But, what is the nature of this “dualism”? Is there a limit of interaction? How far can one push the mind? Is it ethically justifiable to deceive patients to use placebo? How can knowing (even being deceived) affect therapy? What is the nature of faith and its relation to therapy?

Researchers continue to probe these questions.

Philosophy of Medicine Vs Medical Philosophies

It’s proper to understand the difference between “Philosphy of…” and “…philosophies”. For instance, philosophy of religion refers to the philosophical study of the epistemological, metaphysical, and ethical aspects of the phenomenon and concept of religion, including questions raised by it; whereas a religious philosophy is a particular philosophical viewpoint of a particular religious tradition–examples include samkhya, yoga, advaita, shunyavada. There are religious philosophies in the same manner that there are secular philosophies. While the start point of the former is revelation, tradition, or faith, the start point of the latter is reason. Following are some examples of the above distinctions:

1. Philosophy of Religion – Existence of God, Essence of Divinity, Death and Afterlife, Knowlege of God, etc.
Religious Philosophy – Calvinist Epistemology, Advaita, Yoga, Zen

2. Theology of Religion – Essence of Religion, Goal of Religion, Salvation
Religious Theology – Catholic Theology, Hindu Doctrine of Rebirth, Sikh Theology
Secular Theology – Panentheism, Deism, Existential Theology, Political Theology

3. Philosophy of Science – Epistemology of Scientific Method, Matter and Mind, Definition of Life
Scientific Philosophy – Darwinism, Utopianism, Scientism

4. Philosophy of Medicine – Epistemology of Medical Research, Mind and Matter, Ethics of Medical Practice
Medical Philosophy- Allopathy, Homeopathy, Taoist Medical Philosophy, Chi Philosophy, Ayurvedic Philosophy, Yoga

Plato’s Political Theory of Music

Ref: The Republic

Gymnastic is for the body, and music is for the soul.

Gymnastic as well as music should begin in early years; the training in it should be careful and should continue through life.

Music includes literature and literature can be true or false. Therefore, censorship is necessary.

When modes of music change, the laws of the State always change with them.

The music style must be more narrative than imitative; the artist, willing to imitate only the good and virtuous.

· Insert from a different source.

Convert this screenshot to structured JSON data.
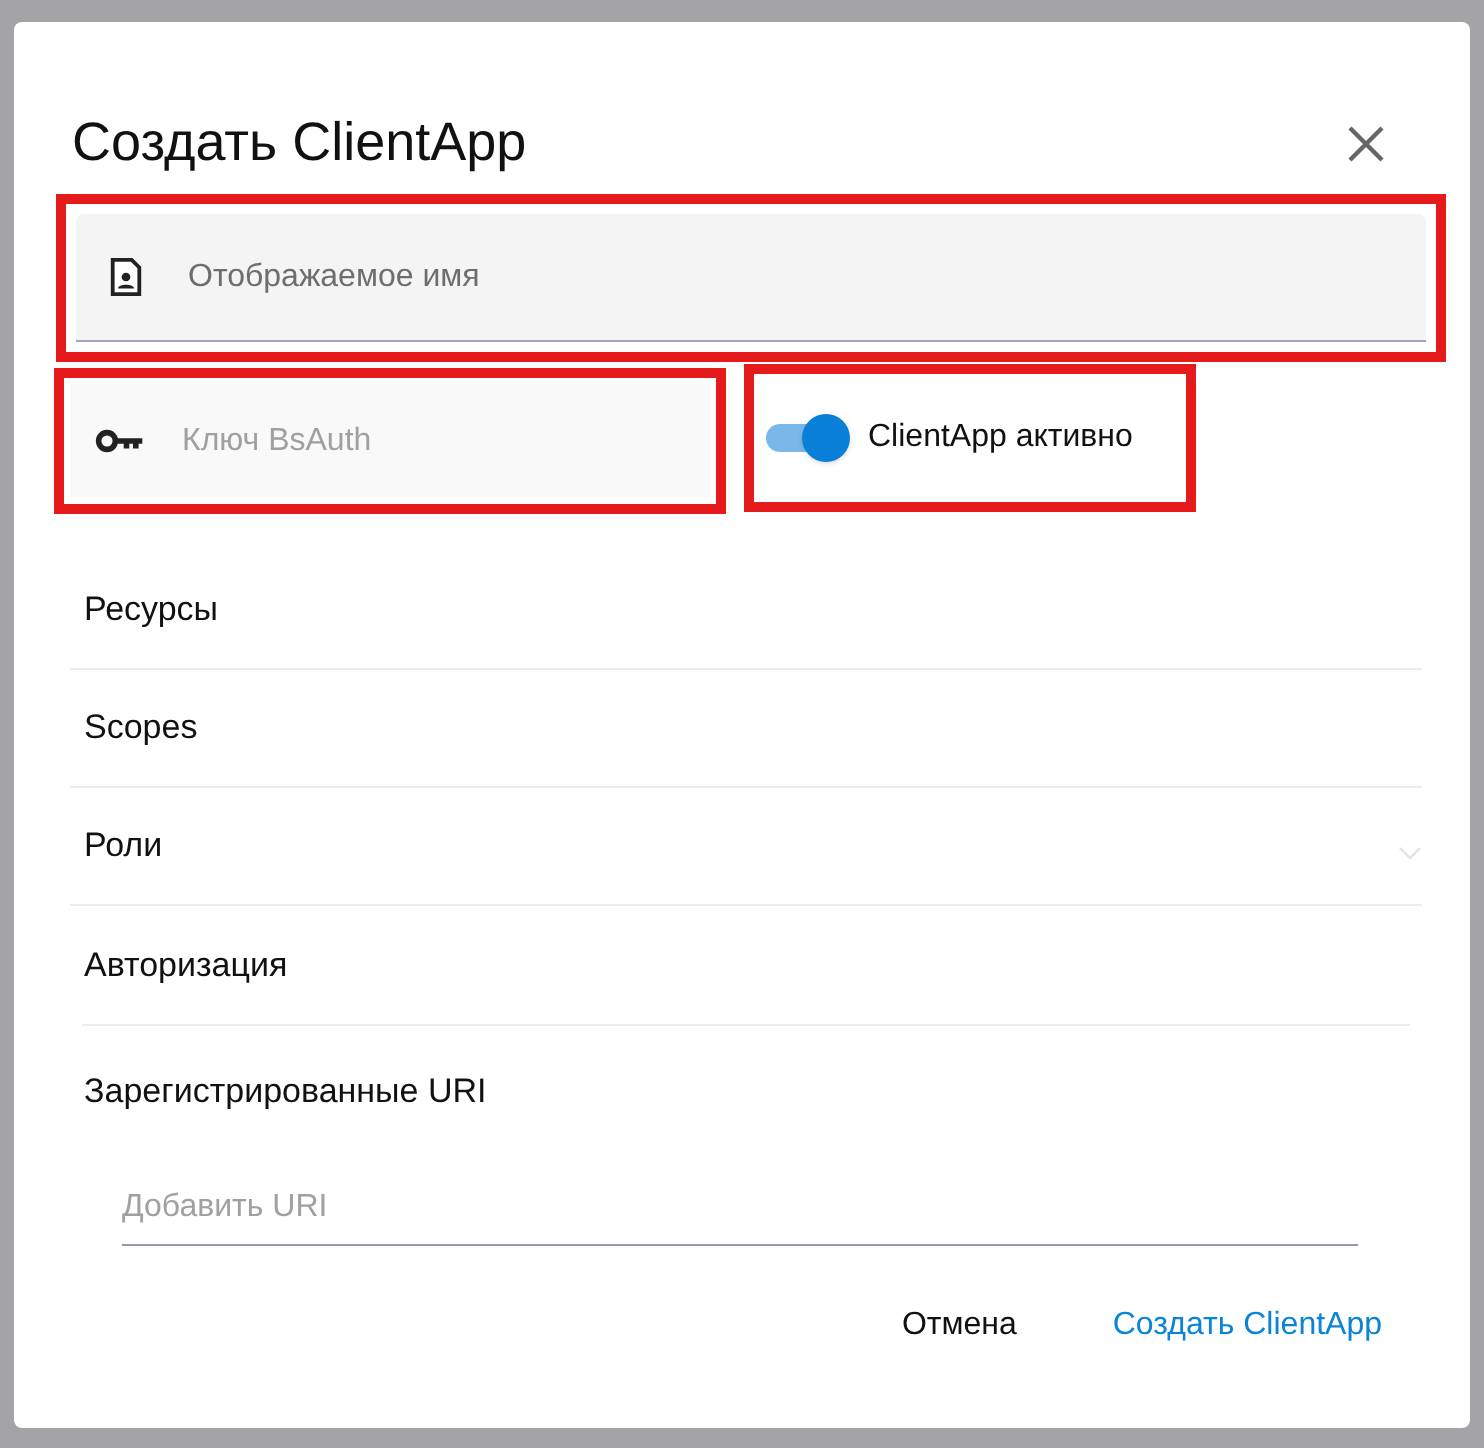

A song or ode has three parts–the words, the melody, and the rhythm. The melody and rhythm must depend upon the words

The State must not allow mixed styles that create confusion.

The State must banish melodies that express lament and sorrow, and also banish instruments such as flute for promoting such melodies. Thus, only the lyre and harp are allowed.

When a man allows music to play upon him and to pour into his soul through the funnel of his ears sweet and soft and melancholy airs, and his whole life is passed in warbling and the delights of song; in the first stage of the process the passion or spirit which is in him is tempered like iron, and made useful, instead of brittle and useless. But, if he carries on the softening and soothing process, in the next stage he begins to melt and waste, until he has wasted away his spirit and cut out the sinews of his soul; and he becomes a feeble warrior.

And so in gymnastics, if a man takes violent exercise and is a great feeder, and the reverse of a great student of music and philosophy, at first the high condition of his body fills him with pride and spirit, and he becomes twice the man that he was.

The end of music is the love of beauty.

Simplicity in music is the parent of temperance in the soul; simplicity in gymnastic, of health in the body.